Flashcards in Cellular Adaptation and Cell Necrosis Deck (19):
- prolonged exposure of cells to adverse/exaggerated normal stimuli which evokes various changes at level of individual cells, tissues, or whole organs
- once removed... most cells return to normal, some do not
What is Atrophy? What are some examples?
- decrease in the size of a tissue, organ, or the entire body
- physiologic: thymus, bones, & ovaries/uterus/breasts after menopause
- pathologic: Alzheimer dementia (BEST), kidneys w/atherosclerosis, testicular atrophy
What is Hypertrophy? What is the best example?
- increase in size of tissues or organs due to enlargement of individual cells
- Physiologic: skeletal muscle of body builders due to weights
- Pathologic: LVH (hypertrophy of heart due to HTN)
What is Hyperplasia? What is the best example?
- increase in number of cells that can cause enlargement of tissues or organs
- i.e. BPH, pregnant uterus, polyps of colon/stomach
Can hyperplasia and hypertrophy be seen together?
Yes, i.e. hyperplastic prostate (BPH) or uterine smooth muscle cells during pregnancy
What is Metaplasia? What is the best example?
- change in type of cell
- always pathologic
- i.e. squamous metaplasia of bronchial epithelial cells in long term smokers
- i.e. gastric or glandular metaplasia in Barrett's Esophagus from GERD
What is Dysplasia? What is the best example?
- "dis"ordered tissue growth of tissues resulting from chronic irritation/infection
- cervical epithelia neoplasia or CIN on PAP smear --> cervical cancer
What is Anaplasia? List other names both pathologically and clinically?
- undifferentiation and uncontrolled growth of cells
- aka malignancy, carcinoma, cancer, neoplasm
List the 5 microscopic hallmarks of anaplasia

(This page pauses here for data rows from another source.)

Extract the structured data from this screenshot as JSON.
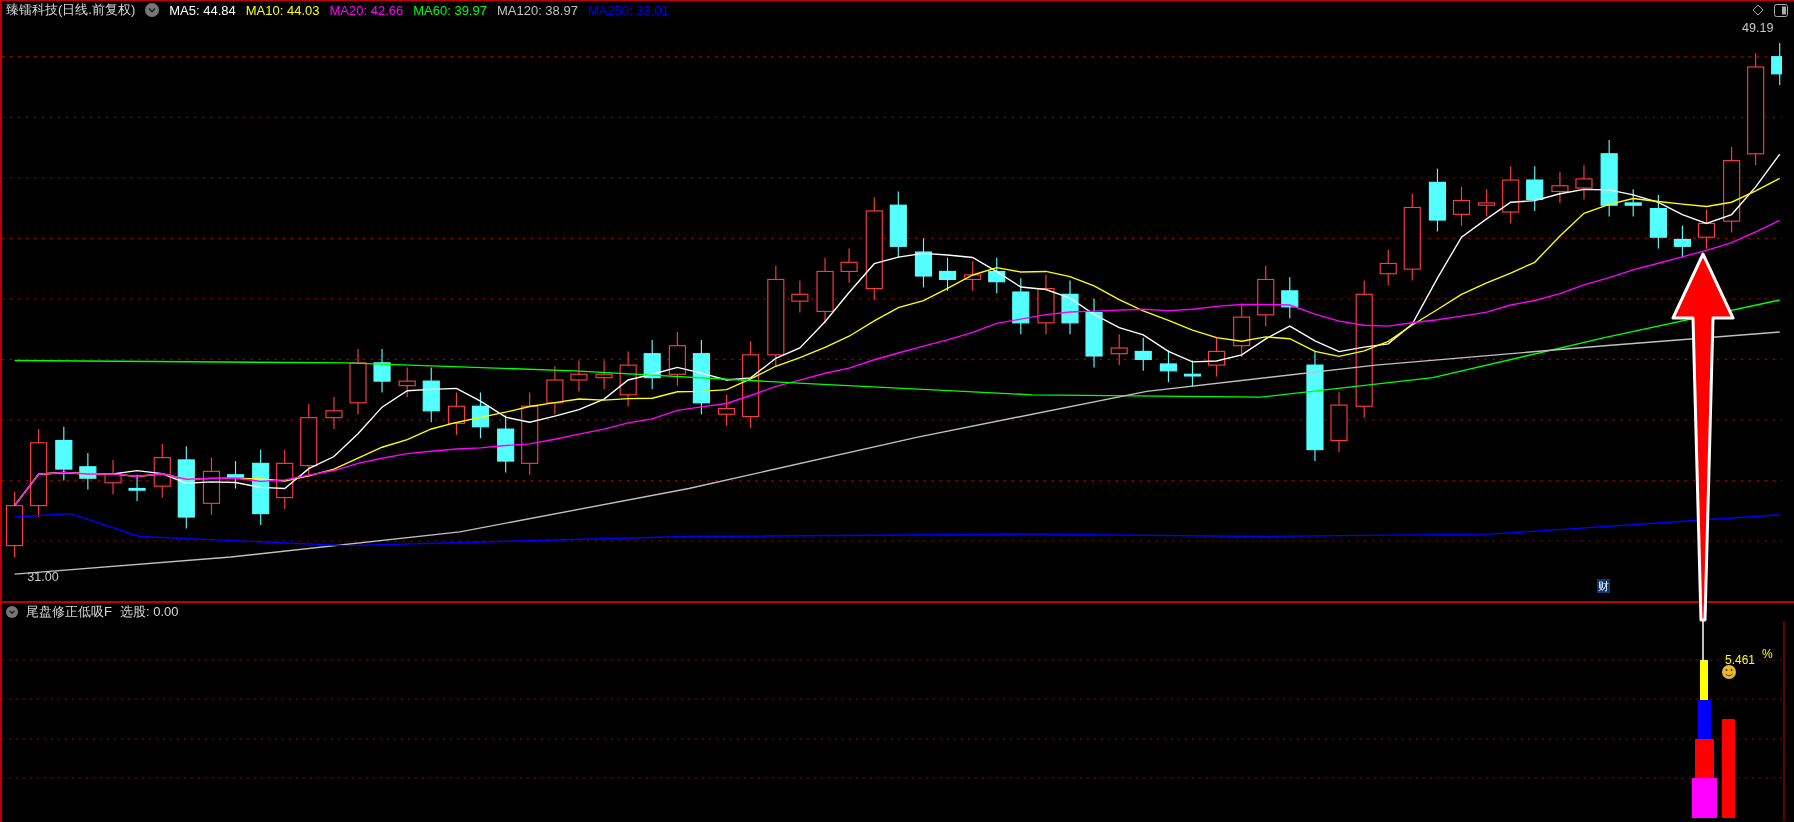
{
  "header": {
    "title": "臻镭科技(日线.前复权)",
    "moving_averages": [
      {
        "text": "MA5: 44.84",
        "color": "#ffffff"
      },
      {
        "text": "MA10: 44.03",
        "color": "#ffff00"
      },
      {
        "text": "MA20: 42.66",
        "color": "#ff00ff"
      },
      {
        "text": "MA60: 39.97",
        "color": "#00ff00"
      },
      {
        "text": "MA120: 38.97",
        "color": "#c0c0c0"
      },
      {
        "text": "MA250: 33.01",
        "color": "#0000ff"
      }
    ]
  },
  "price_chart": {
    "high_label": "49.19",
    "low_label": "31.00",
    "badge": "财"
  },
  "indicator": {
    "title": "尾盘修正低吸F",
    "reading": "选股: 0.00",
    "value": "5.461",
    "unit": "%"
  }
}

1. Pleomorphism (cells and nuclei vary in size and shape)
2. Nuclei irregular and hyperchromatic
3. extremely high N/C ratio (1:1)
4. large nucleoli present w/in nucleus

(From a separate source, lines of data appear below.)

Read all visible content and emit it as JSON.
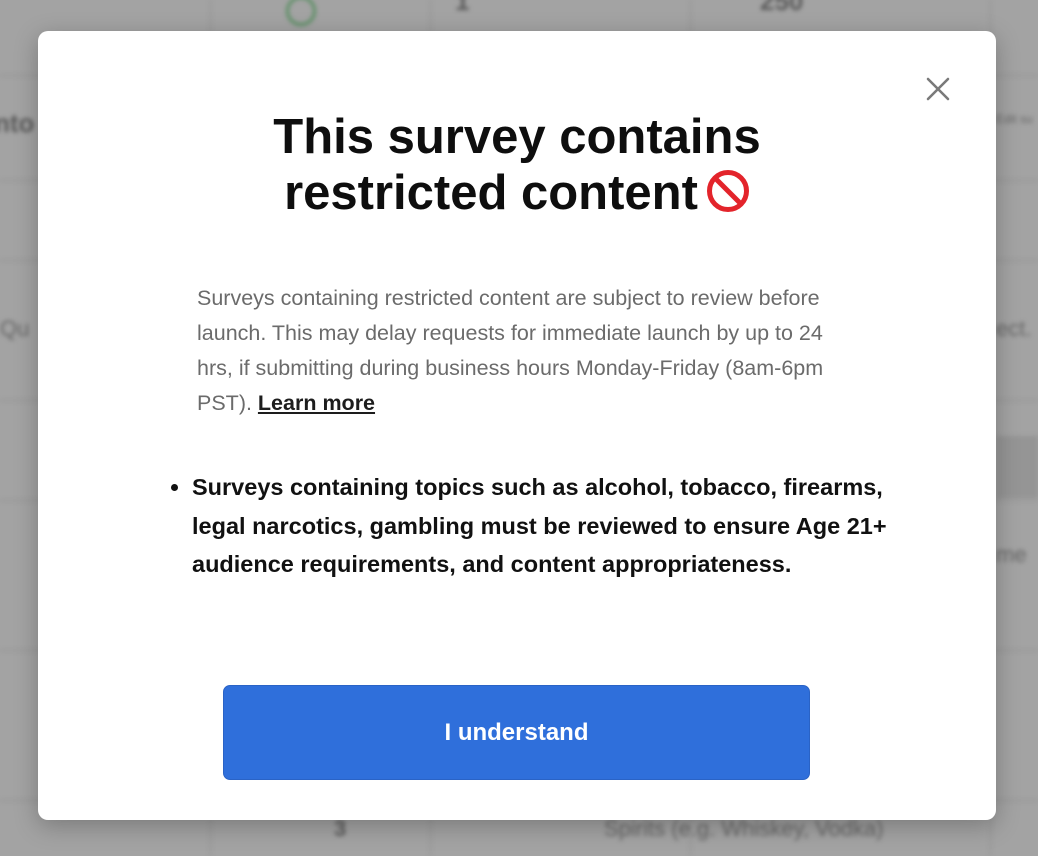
{
  "background": {
    "top_row": {
      "count": "1",
      "amount": "250"
    },
    "left_fragments": [
      "nto",
      "Qu"
    ],
    "right_fragments": [
      "Edit su",
      "ect.",
      "me"
    ],
    "bottom_row": {
      "count": "3",
      "label": "Spirits (e.g. Whiskey, Vodka)"
    }
  },
  "modal": {
    "title_line1": "This survey contains",
    "title_line2": "restricted content",
    "title_icon": "no-entry-icon",
    "description": "Surveys containing restricted content are subject to review before launch. This may delay requests for immediate launch by up to 24 hrs, if submitting during business hours Monday-Friday (8am-6pm PST). ",
    "learn_more_label": "Learn more",
    "bullets": [
      "Surveys containing topics such as alcohol, tobacco, firearms, legal narcotics, gambling must be reviewed to ensure Age 21+ audience requirements, and content appropriateness."
    ],
    "confirm_label": "I understand",
    "close_icon": "close-icon"
  },
  "colors": {
    "primary": "#2f6fdb",
    "overlay": "#a3a3a3",
    "no_entry_red": "#e3242b"
  }
}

5. large #'s of mitotic figures
What is Cell Necrosis?
death of cells or groups of cells w/in living organism
What is the difference between necrosis and autolysis?
- necrosis is seen in the living (w/inflammation)

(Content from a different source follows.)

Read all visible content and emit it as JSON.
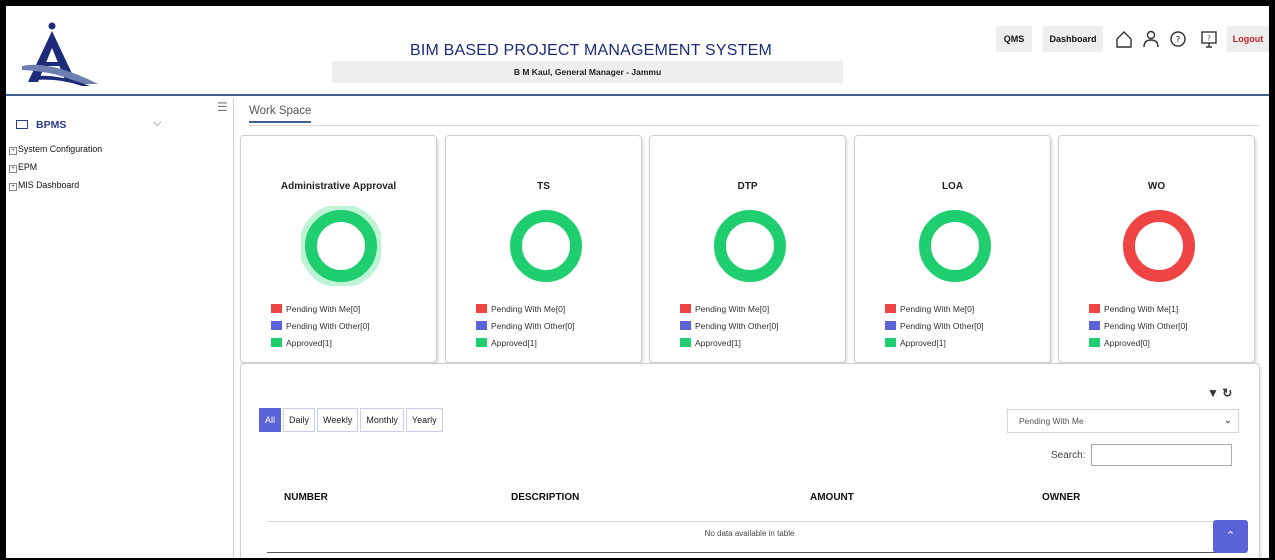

- autolysis seen in tissues after death
What are the different types of necrosis?
What is the most common type of necrosis? Give examples.
- coagulative necrosis: cell proteins are altered or denatured; often caused by anoxia
- typically occurs in solid internal organs (heart, kidney, spleen, liver)
- i.e. heart tissue undergoing MI
What is Liquefactive necrosis? What is the best example?
- dead cells liquefy; soft and gel-like
- brain infarcts (CVA)
- also seen in lung abscess (staph aureus)
What is Caseous Necrosis? What is the best example?
- a form of coagulative necrosis where thick, yellow, cheesy substance forms
- i.e. TB, characterized by lung granulomas called Ghon Complex
- Also some fungal infections (histoplasmosis)
What is fat necrosis? What is the best example?
- specialized form of liquefaction necrosis caused by action of lipolytic enzymes
- i.e. Pancreas - enzymes are released into fat tissue after rupture of pancreas, causing breakdown into free fatty acids to then bind with calcium forming soaps. Looks like white, calcified specs.
What is the difference between wet & dry gangrene?
- necrotic tissue infected by bacteria usually caused by atherosclerosis or DM
- Wet: inflammation, liquefaction (i.e wet decubitus ulcers)
- Dry: dried out necrotic tissue turns black and mummified (dry gangrene)
What are dystrophic calcifications? What is the best example?
- necrotic tissue attracts Ca2+ extracellular deposits; can be gritty to rock hard
- calcifications in Atherosclerotic coronary arteries contributes to narrowing of vessels
- Also seen in stenosis, breast cancers, congenital Toxoplasmosis